--- What you will do ---
The records that follow must be reproduced in full, with every picture excluded.

[[ Working data open ]]

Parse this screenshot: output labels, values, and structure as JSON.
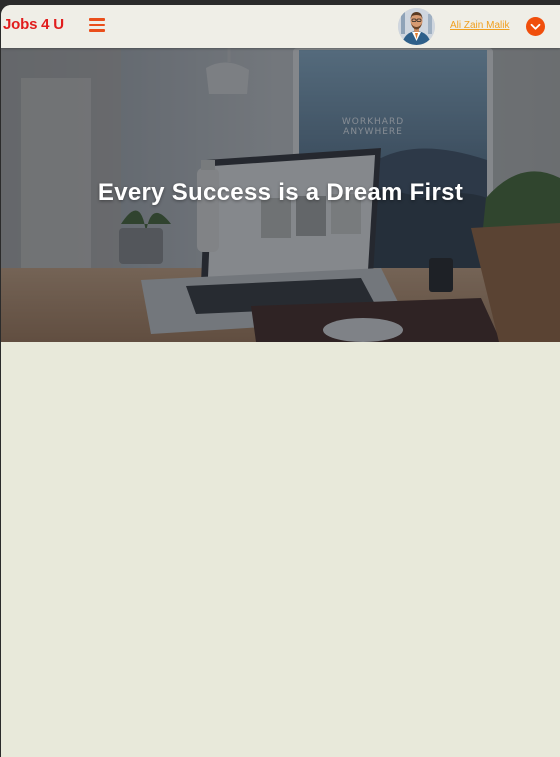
{
  "navbar": {
    "brand": "Jobs 4 U",
    "menu_icon": "hamburger-menu-icon",
    "user_name": "Ali Zain Malik",
    "dropdown_icon": "chevron-down-icon"
  },
  "hero": {
    "heading": "Every Success is a Dream First",
    "monitor_text": "WORKHARD ANYWHERE"
  },
  "colors": {
    "brand": "#e11d1d",
    "accent": "#f04e0c",
    "user_name": "#f0a020",
    "navbar_bg": "#efeee7",
    "page_bg": "#e8e9da"
  }
}
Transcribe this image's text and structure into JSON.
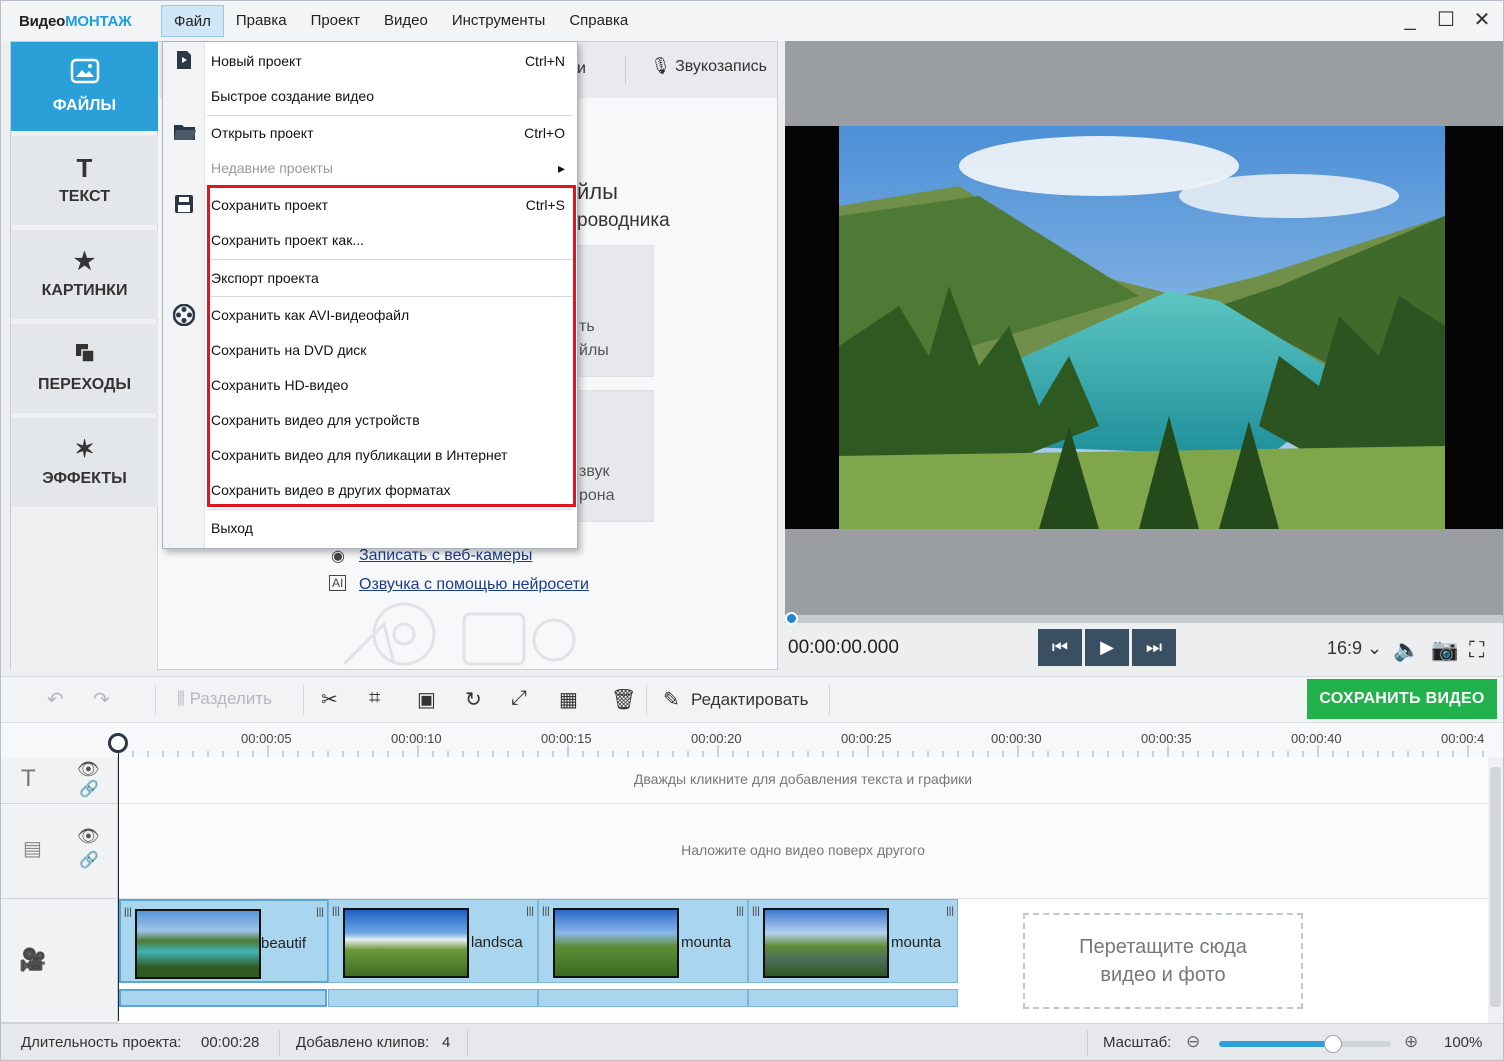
{
  "app": {
    "logo_part1": "Видео",
    "logo_part2": "МОНТАЖ"
  },
  "menubar": {
    "items": [
      "Файл",
      "Правка",
      "Проект",
      "Видео",
      "Инструменты",
      "Справка"
    ],
    "active": "Файл"
  },
  "window_controls": {
    "minimize": "_",
    "maximize": "☐",
    "close": "✕"
  },
  "sidetabs": [
    {
      "label": "ФАЙЛЫ",
      "icon": "image-icon",
      "active": true
    },
    {
      "label": "ТЕКСТ",
      "icon": "text-icon",
      "active": false
    },
    {
      "label": "КАРТИНКИ",
      "icon": "star-icon",
      "active": false
    },
    {
      "label": "ПЕРЕХОДЫ",
      "icon": "transitions-icon",
      "active": false
    },
    {
      "label": "ЭФФЕКТЫ",
      "icon": "magic-wand-icon",
      "active": false
    }
  ],
  "panel": {
    "subtab_partial": "и",
    "record_label": "Звукозапись",
    "heading_partial": "йлы",
    "subheading_partial": "роводника",
    "card1_line1": "ть",
    "card1_line2": "йлы",
    "card2_line1": "звук",
    "card2_line2": "рона",
    "link_webcam": "Записать с веб-камеры",
    "link_ai_voice": "Озвучка с помощью нейросети"
  },
  "file_menu": {
    "items": [
      {
        "label": "Новый проект",
        "shortcut": "Ctrl+N"
      },
      {
        "label": "Быстрое создание видео",
        "shortcut": ""
      },
      {
        "label": "Открыть проект",
        "shortcut": "Ctrl+O"
      },
      {
        "label": "Недавние проекты",
        "shortcut": "▸",
        "disabled": true
      },
      {
        "label": "Сохранить проект",
        "shortcut": "Ctrl+S"
      },
      {
        "label": "Сохранить проект как...",
        "shortcut": ""
      },
      {
        "label": "Экспорт проекта",
        "shortcut": ""
      },
      {
        "label": "Сохранить как AVI-видеофайл",
        "shortcut": ""
      },
      {
        "label": "Сохранить на DVD диск",
        "shortcut": ""
      },
      {
        "label": "Сохранить HD-видео",
        "shortcut": ""
      },
      {
        "label": "Сохранить видео для устройств",
        "shortcut": ""
      },
      {
        "label": "Сохранить видео для публикации в Интернет",
        "shortcut": ""
      },
      {
        "label": "Сохранить видео в других форматах",
        "shortcut": ""
      },
      {
        "label": "Выход",
        "shortcut": ""
      }
    ]
  },
  "preview": {
    "timecode": "00:00:00.000",
    "position_fraction": 0,
    "aspect": "16:9 ⌄"
  },
  "toolbar": {
    "split_label": "Разделить",
    "edit_label": "Редактировать",
    "save_video_label": "СОХРАНИТЬ ВИДЕО"
  },
  "timeline": {
    "ticks": [
      "00:00:05",
      "00:00:10",
      "00:00:15",
      "00:00:20",
      "00:00:25",
      "00:00:30",
      "00:00:35",
      "00:00:40",
      "00:00:4"
    ],
    "text_track_hint": "Дважды кликните для добавления текста и графики",
    "overlay_track_hint": "Наложите одно видео поверх другого",
    "clips": [
      {
        "label": "beautif",
        "selected": true
      },
      {
        "label": "landsca",
        "selected": false
      },
      {
        "label": "mounta",
        "selected": false
      },
      {
        "label": "mounta",
        "selected": false
      }
    ],
    "dropzone_line1": "Перетащите сюда",
    "dropzone_line2": "видео и фото"
  },
  "statusbar": {
    "duration_label": "Длительность проекта:",
    "duration_value": "00:00:28",
    "clips_added_label": "Добавлено клипов:",
    "clips_added_value": "4",
    "zoom_label": "Масштаб:",
    "zoom_value": "100%",
    "zoom_level_fraction": 0.66
  },
  "colors": {
    "accent": "#2a9fd8",
    "save_green": "#22b24c",
    "highlight_red": "#e0161e"
  }
}
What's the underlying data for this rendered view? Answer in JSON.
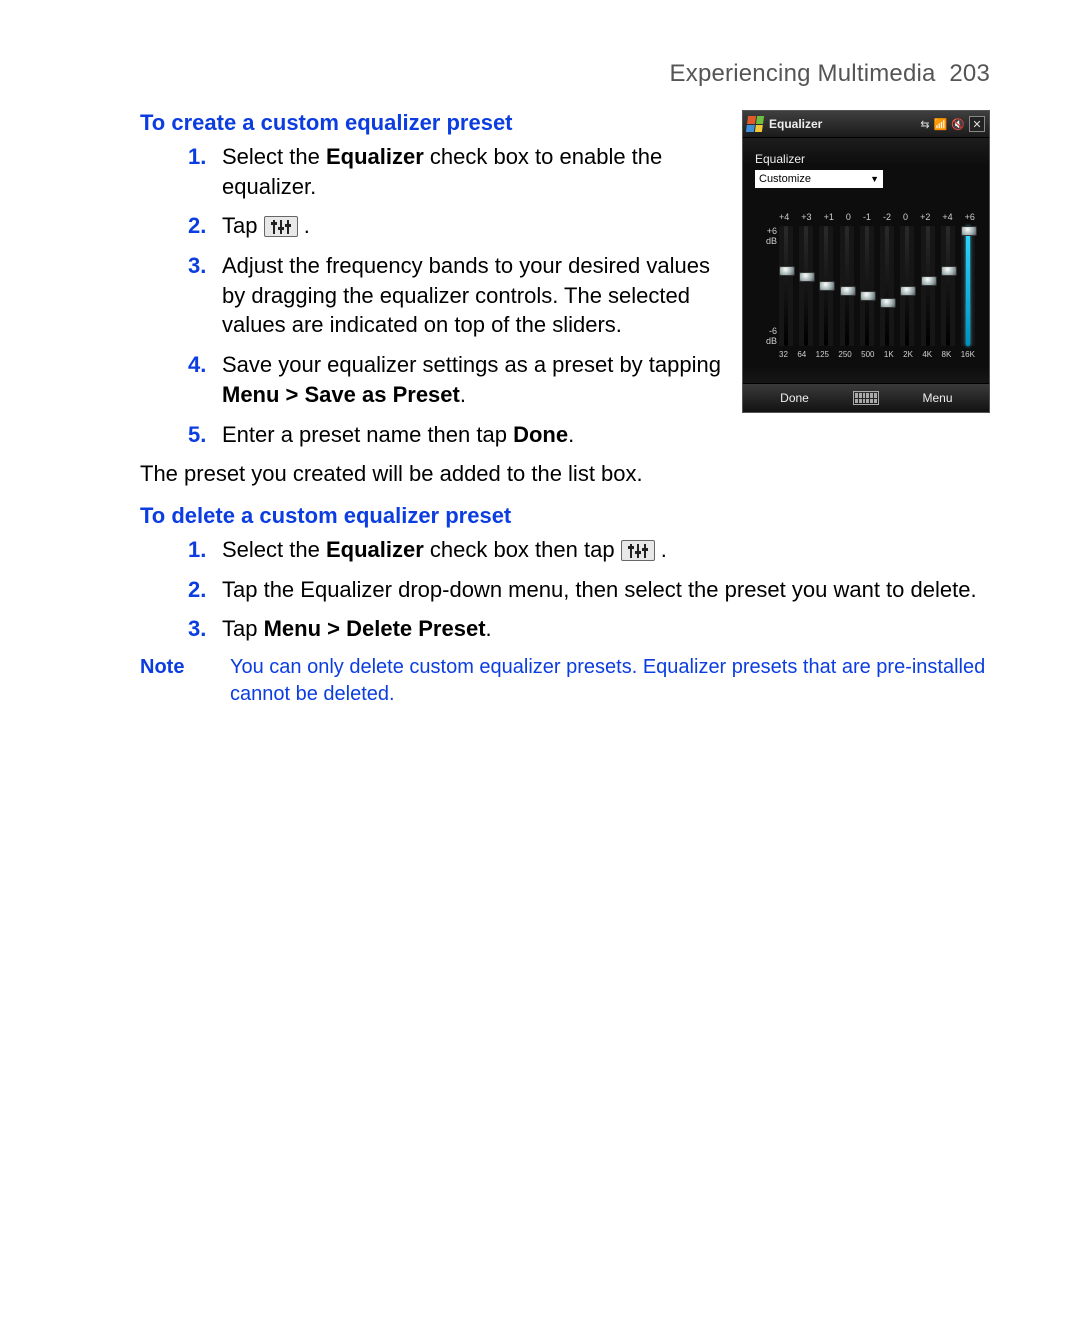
{
  "header": {
    "chapter": "Experiencing Multimedia",
    "page": "203"
  },
  "section1": {
    "title": "To create a custom equalizer preset",
    "steps_num": [
      "1.",
      "2.",
      "3.",
      "4.",
      "5."
    ],
    "s1a": "Select the ",
    "s1b": "Equalizer",
    "s1c": " check box to enable the equalizer.",
    "s2a": "Tap ",
    "s2b": " .",
    "s3": "Adjust the frequency bands to your desired values by dragging the equalizer controls. The selected values are indicated on top of the sliders.",
    "s4a": "Save your equalizer settings as a preset by tapping ",
    "s4b": "Menu > Save as Preset",
    "s4c": ".",
    "s5a": "Enter a preset name then tap ",
    "s5b": "Done",
    "s5c": "."
  },
  "after1": "The preset you created will be added to the list box.",
  "section2": {
    "title": "To delete a custom equalizer preset",
    "steps_num": [
      "1.",
      "2.",
      "3."
    ],
    "s1a": "Select the ",
    "s1b": "Equalizer",
    "s1c": " check box then tap ",
    "s1d": " .",
    "s2": "Tap the Equalizer drop-down menu, then select the preset you want to delete.",
    "s3a": "Tap ",
    "s3b": "Menu > Delete Preset",
    "s3c": "."
  },
  "note": {
    "label": "Note",
    "text": "You can only delete custom equalizer presets. Equalizer presets that are pre-installed cannot be deleted."
  },
  "device": {
    "title": "Equalizer",
    "label": "Equalizer",
    "preset": "Customize",
    "left_top": "+6",
    "left_top2": "dB",
    "left_bot": "-6",
    "left_bot2": "dB",
    "done": "Done",
    "menu": "Menu",
    "values": [
      "+4",
      "+3",
      "+1",
      "0",
      "-1",
      "-2",
      "0",
      "+2",
      "+4",
      "+6"
    ],
    "thumb_pct": [
      33,
      38,
      46,
      50,
      54,
      60,
      50,
      42,
      33,
      0
    ],
    "freqs": [
      "32",
      "64",
      "125",
      "250",
      "500",
      "1K",
      "2K",
      "4K",
      "8K",
      "16K"
    ]
  }
}
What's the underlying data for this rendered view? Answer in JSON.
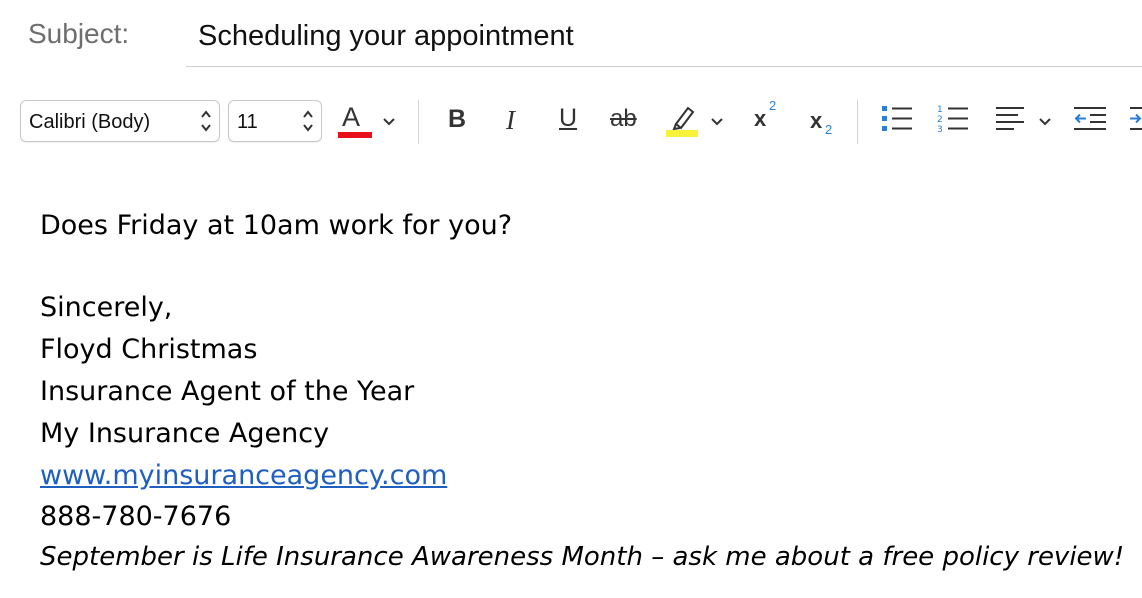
{
  "subject": {
    "label": "Subject:",
    "value": "Scheduling your appointment"
  },
  "toolbar": {
    "font_family": "Calibri (Body)",
    "font_size": "11",
    "font_color_letter": "A",
    "font_color": "#e8111b",
    "bold": "B",
    "italic": "I",
    "underline": "U",
    "strikethrough": "ab",
    "highlight_color": "#f7f13a",
    "superscript_base": "x",
    "superscript_exp": "2",
    "subscript_base": "x",
    "subscript_exp": "2",
    "icons": [
      "font-color-icon",
      "bold-icon",
      "italic-icon",
      "underline-icon",
      "strikethrough-icon",
      "highlight-icon",
      "superscript-icon",
      "subscript-icon",
      "bulleted-list-icon",
      "numbered-list-icon",
      "align-icon",
      "decrease-indent-icon",
      "increase-indent-icon"
    ]
  },
  "body": {
    "question": "Does Friday at 10am work for you?",
    "signoff": "Sincerely,",
    "name": "Floyd Christmas",
    "title": "Insurance Agent of the Year",
    "company": "My Insurance Agency",
    "website": "www.myinsuranceagency.com",
    "phone": "888-780-7676",
    "tagline": "September is Life Insurance Awareness Month – ask me about a free policy review!"
  },
  "colors": {
    "link": "#1f5fbf",
    "accent_blue": "#2a7fd4"
  }
}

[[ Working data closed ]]

--- Result for this task ---
Parse this screenshot: output labels, values, and structure as JSON.
{
  "navbar": {
    "brand": "Jobs 4 U",
    "menu_icon": "hamburger-menu-icon",
    "user_name": "Ali Zain Malik",
    "dropdown_icon": "chevron-down-icon"
  },
  "hero": {
    "heading": "Every Success is a Dream First",
    "monitor_text": "WORKHARD ANYWHERE"
  },
  "colors": {
    "brand": "#e11d1d",
    "accent": "#f04e0c",
    "user_name": "#f0a020",
    "navbar_bg": "#efeee7",
    "page_bg": "#e8e9da"
  }
}
Transcribe this image's text and structure into JSON.
{
  "app": {
    "logo_part1": "Видео",
    "logo_part2": "МОНТАЖ"
  },
  "menubar": {
    "items": [
      "Файл",
      "Правка",
      "Проект",
      "Видео",
      "Инструменты",
      "Справка"
    ],
    "active": "Файл"
  },
  "window_controls": {
    "minimize": "_",
    "maximize": "☐",
    "close": "✕"
  },
  "sidetabs": [
    {
      "label": "ФАЙЛЫ",
      "icon": "image-icon",
      "active": true
    },
    {
      "label": "ТЕКСТ",
      "icon": "text-icon",
      "active": false
    },
    {
      "label": "КАРТИНКИ",
      "icon": "star-icon",
      "active": false
    },
    {
      "label": "ПЕРЕХОДЫ",
      "icon": "transitions-icon",
      "active": false
    },
    {
      "label": "ЭФФЕКТЫ",
      "icon": "magic-wand-icon",
      "active": false
    }
  ],
  "panel": {
    "subtab_partial": "и",
    "record_label": "Звукозапись",
    "heading_partial": "йлы",
    "subheading_partial": "роводника",
    "card1_line1": "ть",
    "card1_line2": "йлы",
    "card2_line1": "звук",
    "card2_line2": "рона",
    "link_webcam": "Записать с веб-камеры",
    "link_ai_voice": "Озвучка с помощью нейросети"
  },
  "file_menu": {
    "items": [
      {
        "label": "Новый проект",
        "shortcut": "Ctrl+N"
      },
      {
        "label": "Быстрое создание видео",
        "shortcut": ""
      },
      {
        "label": "Открыть проект",
        "shortcut": "Ctrl+O"
      },
      {
        "label": "Недавние проекты",
        "shortcut": "▸",
        "disabled": true
      },
      {
        "label": "Сохранить проект",
        "shortcut": "Ctrl+S"
      },
      {
        "label": "Сохранить проект как...",
        "shortcut": ""
      },
      {
        "label": "Экспорт проекта",
        "shortcut": ""
      },
      {
        "label": "Сохранить как AVI-видеофайл",
        "shortcut": ""
      },
      {
        "label": "Сохранить на DVD диск",
        "shortcut": ""
      },
      {
        "label": "Сохранить HD-видео",
        "shortcut": ""
      },
      {
        "label": "Сохранить видео для устройств",
        "shortcut": ""
      },
      {
        "label": "Сохранить видео для публикации в Интернет",
        "shortcut": ""
      },
      {
        "label": "Сохранить видео в других форматах",
        "shortcut": ""
      },
      {
        "label": "Выход",
        "shortcut": ""
      }
    ]
  },
  "preview": {
    "timecode": "00:00:00.000",
    "position_fraction": 0,
    "aspect": "16:9 ⌄"
  },
  "toolbar": {
    "split_label": "Разделить",
    "edit_label": "Редактировать",
    "save_video_label": "СОХРАНИТЬ ВИДЕО"
  },
  "timeline": {
    "ticks": [
      "00:00:05",
      "00:00:10",
      "00:00:15",
      "00:00:20",
      "00:00:25",
      "00:00:30",
      "00:00:35",
      "00:00:40",
      "00:00:4"
    ],
    "text_track_hint": "Дважды кликните для добавления текста и графики",
    "overlay_track_hint": "Наложите одно видео поверх другого",
    "clips": [
      {
        "label": "beautif",
        "selected": true
      },
      {
        "label": "landsca",
        "selected": false
      },
      {
        "label": "mounta",
        "selected": false
      },
      {
        "label": "mounta",
        "selected": false
      }
    ],
    "dropzone_line1": "Перетащите сюда",
    "dropzone_line2": "видео и фото"
  },
  "statusbar": {
    "duration_label": "Длительность проекта:",
    "duration_value": "00:00:28",
    "clips_added_label": "Добавлено клипов:",
    "clips_added_value": "4",
    "zoom_label": "Масштаб:",
    "zoom_value": "100%",
    "zoom_level_fraction": 0.66
  },
  "colors": {
    "accent": "#2a9fd8",
    "save_green": "#22b24c",
    "highlight_red": "#e0161e"
  }
}
What's the underlying data for this rendered view? Answer in JSON.
{
  "header": {
    "chapter": "Experiencing Multimedia",
    "page": "203"
  },
  "section1": {
    "title": "To create a custom equalizer preset",
    "steps_num": [
      "1.",
      "2.",
      "3.",
      "4.",
      "5."
    ],
    "s1a": "Select the ",
    "s1b": "Equalizer",
    "s1c": " check box to enable the equalizer.",
    "s2a": "Tap ",
    "s2b": " .",
    "s3": "Adjust the frequency bands to your desired values by dragging the equalizer controls. The selected values are indicated on top of the sliders.",
    "s4a": "Save your equalizer settings as a preset by tapping ",
    "s4b": "Menu > Save as Preset",
    "s4c": ".",
    "s5a": "Enter a preset name then tap ",
    "s5b": "Done",
    "s5c": "."
  },
  "after1": "The preset you created will be added to the list box.",
  "section2": {
    "title": "To delete a custom equalizer preset",
    "steps_num": [
      "1.",
      "2.",
      "3."
    ],
    "s1a": "Select the ",
    "s1b": "Equalizer",
    "s1c": " check box then tap ",
    "s1d": " .",
    "s2": "Tap the Equalizer drop-down menu, then select the preset you want to delete.",
    "s3a": "Tap ",
    "s3b": "Menu > Delete Preset",
    "s3c": "."
  },
  "note": {
    "label": "Note",
    "text": "You can only delete custom equalizer presets. Equalizer presets that are pre-installed cannot be deleted."
  },
  "device": {
    "title": "Equalizer",
    "label": "Equalizer",
    "preset": "Customize",
    "left_top": "+6",
    "left_top2": "dB",
    "left_bot": "-6",
    "left_bot2": "dB",
    "done": "Done",
    "menu": "Menu",
    "values": [
      "+4",
      "+3",
      "+1",
      "0",
      "-1",
      "-2",
      "0",
      "+2",
      "+4",
      "+6"
    ],
    "thumb_pct": [
      33,
      38,
      46,
      50,
      54,
      60,
      50,
      42,
      33,
      0
    ],
    "freqs": [
      "32",
      "64",
      "125",
      "250",
      "500",
      "1K",
      "2K",
      "4K",
      "8K",
      "16K"
    ]
  }
}
What's the underlying data for this rendered view? Answer in JSON.
{
  "subject": {
    "label": "Subject:",
    "value": "Scheduling your appointment"
  },
  "toolbar": {
    "font_family": "Calibri (Body)",
    "font_size": "11",
    "font_color_letter": "A",
    "font_color": "#e8111b",
    "bold": "B",
    "italic": "I",
    "underline": "U",
    "strikethrough": "ab",
    "highlight_color": "#f7f13a",
    "superscript_base": "x",
    "superscript_exp": "2",
    "subscript_base": "x",
    "subscript_exp": "2",
    "icons": [
      "font-color-icon",
      "bold-icon",
      "italic-icon",
      "underline-icon",
      "strikethrough-icon",
      "highlight-icon",
      "superscript-icon",
      "subscript-icon",
      "bulleted-list-icon",
      "numbered-list-icon",
      "align-icon",
      "decrease-indent-icon",
      "increase-indent-icon"
    ]
  },
  "body": {
    "question": "Does Friday at 10am work for you?",
    "signoff": "Sincerely,",
    "name": "Floyd Christmas",
    "title": "Insurance Agent of the Year",
    "company": "My Insurance Agency",
    "website": "www.myinsuranceagency.com",
    "phone": "888-780-7676",
    "tagline": "September is Life Insurance Awareness Month – ask me about a free policy review!"
  },
  "colors": {
    "link": "#1f5fbf",
    "accent_blue": "#2a7fd4"
  }
}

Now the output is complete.